Potpourri and St. Jerome

In Omaha, at one of those “suites and things” hotels. Horrible burger last night. Gin was watered down too. Today, and for the next several days, I will be holding a non-jury trial in a contract dispute. My task: Make an ambiguous contract clear. At least this week, I don’t have to look forward to sentencing a kid with a criminal record starting at nine to a term of years that almost mirrors his age. Next Monday, leave for Australia but, before climbing aboard Qantas, have to wrestle with a motion in a child porn case that starts the first business day after my return from the land down under. As St. Jerome was fond of saying: fac et aliquid operis, ut semper te diabolus inveniat occupatum.
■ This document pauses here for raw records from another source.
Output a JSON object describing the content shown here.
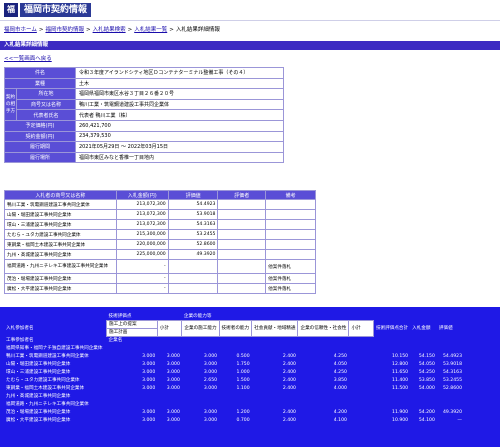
{
  "header": {
    "logo_badge": "福",
    "logo_text": "福岡市契約情報"
  },
  "breadcrumb": {
    "items": [
      "福岡市ホーム",
      "福岡市契約情報",
      "入札結果検索",
      "入札結果一覧"
    ],
    "separator": ">",
    "current": "入札結果詳細情報"
  },
  "section_title": "入札結果詳細情報",
  "back_link": "<<一覧画面へ戻る",
  "info": {
    "rows": [
      {
        "label": "件名",
        "value": "令和３年度アイランドシティ地区Ｄコンテナターミナル整備工事（その４）"
      },
      {
        "label": "業種",
        "value": "土木"
      },
      {
        "label": "所在地",
        "value": "福岡県福岡市東区水谷３丁目２６番２０号"
      },
      {
        "label": "商号又は名称",
        "value": "鴨川工業・筑電鋼道建設工事共同企業体"
      },
      {
        "label": "代表者氏名",
        "value": "代表者 鴨川工業（株）"
      },
      {
        "label": "予定価格(円)",
        "value": "260,421,700"
      },
      {
        "label": "契約金額(円)",
        "value": "234,379,530"
      },
      {
        "label": "履行期間",
        "value": "2021年05月29日 ～ 2022年03月15日"
      },
      {
        "label": "履行場所",
        "value": "福岡市東区みなと香椎一丁目地内"
      }
    ],
    "vertical_label": "契約の相手方"
  },
  "bids": {
    "headers": [
      "入札者の商号又は名称",
      "入札金額(円)",
      "評価値",
      "評価者",
      "備考"
    ],
    "rows": [
      {
        "name": "鴨川工業・筑電鋼道建設工事共同企業体",
        "amount": "213,072,300",
        "score": "54.4923",
        "note": ""
      },
      {
        "name": "山陽・堀田建設工事共同企業体",
        "amount": "213,072,300",
        "score": "53.9018",
        "note": ""
      },
      {
        "name": "環山・三浦建設工事共同企業体",
        "amount": "213,072,300",
        "score": "54.3163",
        "note": ""
      },
      {
        "name": "たむら・ユタカ建設工事共同企業体",
        "amount": "215,300,000",
        "score": "53.2455",
        "note": ""
      },
      {
        "name": "東鋼業・福岡土木建設工事共同企業体",
        "amount": "220,000,000",
        "score": "52.8600",
        "note": ""
      },
      {
        "name": "九州・髙城建設工事共同企業体",
        "amount": "225,000,000",
        "score": "49.3920",
        "note": ""
      },
      {
        "name": "福岡道路・九州ニチレキ工事建設工事共同企業体",
        "amount": "-",
        "score": "",
        "note": "他案件落札",
        "tall": true
      },
      {
        "name": "茂治・堀場建設工事共同企業体",
        "amount": "-",
        "score": "",
        "note": "他案件落札"
      },
      {
        "name": "廣松・大平建設工事共同企業体",
        "amount": "-",
        "score": "",
        "note": "他案件落札"
      }
    ]
  },
  "eval": {
    "top_header": [
      "技術評価点",
      "企業の能力等"
    ],
    "col_header_row1": [
      "入札参加者名",
      "施工上の提案",
      "小計",
      "企業の施工能力",
      "技術者の能力",
      "社会貢献・地域精通",
      "企業の信頼性・社会性",
      "小計",
      "技術評価点合計",
      "入札金額",
      "評価値"
    ],
    "col_header_row2": [
      "",
      "施工計画",
      "",
      "",
      "",
      "",
      "",
      "",
      "",
      "",
      ""
    ],
    "rows": [
      [
        "工事参加者名",
        "企業名",
        "",
        "",
        "",
        "",
        "",
        "",
        "",
        "",
        ""
      ],
      [
        "福岡県知事・福岡ナチ独自建設工事共同企業体",
        "",
        "",
        "",
        "",
        "",
        "",
        "",
        "",
        "",
        ""
      ],
      [
        "鴨川工業・筑電鋼道建設工事共同企業体",
        "3.000",
        "3.000",
        "3.000",
        "0.500",
        "2.400",
        "4.250",
        "",
        "10.150",
        "54.150",
        "54.4923"
      ],
      [
        "山陽・堀田建設工事共同企業体",
        "3.000",
        "3.000",
        "3.000",
        "1.750",
        "2.400",
        "4.050",
        "",
        "12.800",
        "54.050",
        "53.9018"
      ],
      [
        "環山・三浦建設工事共同企業体",
        "3.000",
        "3.000",
        "3.000",
        "1.000",
        "2.400",
        "4.250",
        "",
        "11.650",
        "54.250",
        "54.3163"
      ],
      [
        "たむら・ユタカ建設工事共同企業体",
        "3.000",
        "3.000",
        "2.650",
        "1.500",
        "2.400",
        "3.850",
        "",
        "11.400",
        "53.850",
        "53.2455"
      ],
      [
        "東鋼業・福岡土木建設工事共同企業体",
        "3.000",
        "3.000",
        "3.000",
        "1.100",
        "2.400",
        "4.000",
        "",
        "11.500",
        "54.000",
        "52.8600"
      ],
      [
        "九州・髙城建設工事共同企業体",
        "",
        "",
        "",
        "",
        "",
        "",
        "",
        "",
        "",
        ""
      ],
      [
        "福岡道路・九州ニチレキ工事共同企業体",
        "",
        "",
        "",
        "",
        "",
        "",
        "",
        "",
        "",
        ""
      ],
      [
        "茂治・堀場建設工事共同企業体",
        "3.000",
        "3.000",
        "3.000",
        "1.200",
        "2.400",
        "4.200",
        "",
        "11.900",
        "54.200",
        "49.3920"
      ],
      [
        "廣松・大平建設工事共同企業体",
        "3.000",
        "3.000",
        "3.000",
        "0.700",
        "2.400",
        "4.100",
        "",
        "10.900",
        "54.100",
        "—"
      ]
    ]
  },
  "colors": {
    "accent": "#5a4ed6",
    "section_bar": "#3c2bc2",
    "eval_bg": "#1f19e6",
    "link": "#1a0dab"
  }
}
14 responses

  1. I read this blawg daily Judge, and you never cease to amaze! Now I’m learning Latin too.

    I live and practice in Connecticut, but I’m also admitted in Delaware. Delaware has mandatory CLE (CT does not).
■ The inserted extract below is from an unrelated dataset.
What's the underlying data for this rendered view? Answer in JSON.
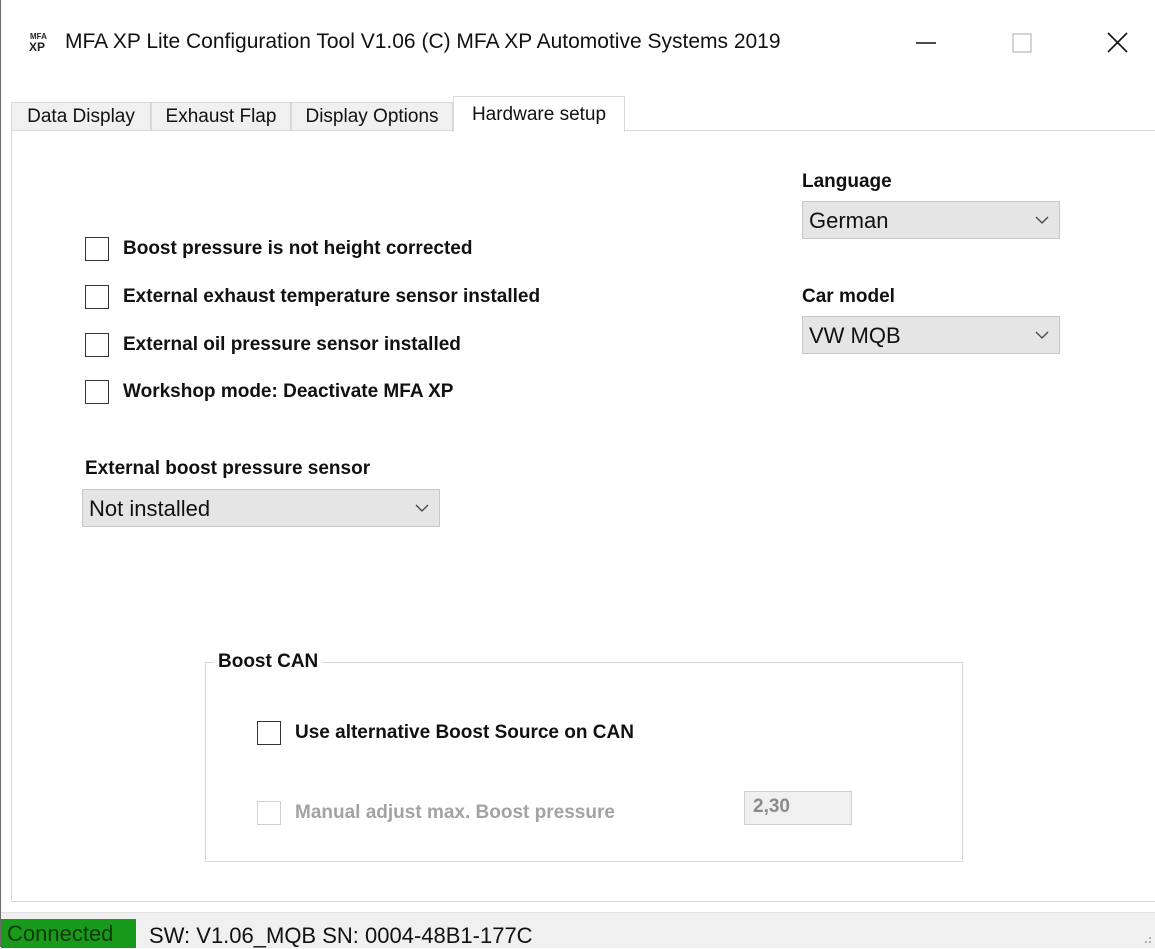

    Last Friday I attended the 20th Annual Walsh-Rubenstein Ethics Seminar. During lunch I had the pleasure of sitting next to Harvey Rubenstein and some other gentlemen of the bar. (Yes- I’m getting to the point of the story).

    During lunch I was shocked to learn that decades ago Delaware required a certificate of aspiring lawyers attesting to their knowledge of Latin. At the table one of the attorneys was explaining that he had to go to his weekly Latin class with one of the local Catholic priests. Eventually he got his certificate and was allowed to sit for the bar exam.

    Does the Nebraska bar require fluency in Latin as well, or is that just required of its federal judges?

  2. Dear Anon.,

    In Nebraska, there is no requirement that you know Latin to pass the bar exam. However, you must be able to speak survival English.

    All the best.


  3. I’m less interested in the idle hands than the hamburger. How is it possible to get a bad one in Omaha? Didn’t they invent burgers there?

  4. Actually, the hamburger was invented in Athens, TEXAS, in 1880 by Fletcher Davis. The NY Times article about Louis’ Lunch related that the burger came from an “unknown” vender at the 1904 World Fair.

    Frank X. Tolbert, Texan and founder of the World Chilli Championship in Terlingua, researched the matter and found that the unknown vendor was Davis.

    Louis’ Lunch didn’t start until much later than Davis’s cafe.

  5. Have a great trip, which I’ll bet you will enjoy to its fullest. (I am not trying to hide – your blog has apparently decided to call me “anonymous.”)

  6. But did Louis know he could save 15% in 15 minutes?

    On a less serious note: Judge, enjoy your time with your grandchildren. Few joys equal the warmth of their hugs

  7. You were served a watered down martini?!? There is a crime that deserves a base sentence level in the 30’s. I am outraged.

    Now if you wasted gin on a gin and tonic, well, the restaurant is still at fault but my outrage is tempered by the waste of gin.

%d bloggers like this: